Instructions for the task –
Of the lines below, copy those that hold the word "Reader".

(Stored data)
*** Block opens ***
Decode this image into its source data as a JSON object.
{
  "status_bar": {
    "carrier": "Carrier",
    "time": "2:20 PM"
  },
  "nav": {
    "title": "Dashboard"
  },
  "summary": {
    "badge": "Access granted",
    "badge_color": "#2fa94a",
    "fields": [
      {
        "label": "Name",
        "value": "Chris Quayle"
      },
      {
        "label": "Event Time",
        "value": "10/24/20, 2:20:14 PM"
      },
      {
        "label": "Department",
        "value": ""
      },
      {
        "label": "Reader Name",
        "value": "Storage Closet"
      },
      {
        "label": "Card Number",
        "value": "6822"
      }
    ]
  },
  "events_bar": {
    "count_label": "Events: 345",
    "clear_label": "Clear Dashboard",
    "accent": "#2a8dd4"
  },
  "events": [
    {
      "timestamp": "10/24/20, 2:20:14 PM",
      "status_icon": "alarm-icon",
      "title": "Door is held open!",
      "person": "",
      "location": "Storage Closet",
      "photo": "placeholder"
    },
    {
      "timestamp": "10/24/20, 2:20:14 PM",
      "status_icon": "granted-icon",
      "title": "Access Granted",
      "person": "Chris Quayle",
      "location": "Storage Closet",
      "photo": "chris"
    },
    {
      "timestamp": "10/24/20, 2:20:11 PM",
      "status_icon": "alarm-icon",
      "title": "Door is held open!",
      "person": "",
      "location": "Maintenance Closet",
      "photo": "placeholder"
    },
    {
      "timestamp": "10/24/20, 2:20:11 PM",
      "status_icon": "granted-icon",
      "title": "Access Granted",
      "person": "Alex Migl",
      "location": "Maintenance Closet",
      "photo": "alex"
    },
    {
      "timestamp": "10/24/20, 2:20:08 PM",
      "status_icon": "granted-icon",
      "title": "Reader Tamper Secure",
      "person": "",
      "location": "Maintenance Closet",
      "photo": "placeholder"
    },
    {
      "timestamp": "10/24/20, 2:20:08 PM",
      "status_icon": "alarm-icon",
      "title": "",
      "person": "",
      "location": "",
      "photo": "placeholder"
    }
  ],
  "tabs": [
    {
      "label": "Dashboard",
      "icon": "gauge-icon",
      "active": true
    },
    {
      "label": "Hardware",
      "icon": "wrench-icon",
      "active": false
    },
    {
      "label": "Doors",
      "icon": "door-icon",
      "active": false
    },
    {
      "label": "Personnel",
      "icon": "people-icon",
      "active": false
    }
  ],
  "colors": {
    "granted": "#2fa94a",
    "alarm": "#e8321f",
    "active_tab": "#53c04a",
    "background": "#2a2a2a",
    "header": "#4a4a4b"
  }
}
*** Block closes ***
Exercise response –
        "label": "Reader Name",
      "title": "Reader Tamper Secure",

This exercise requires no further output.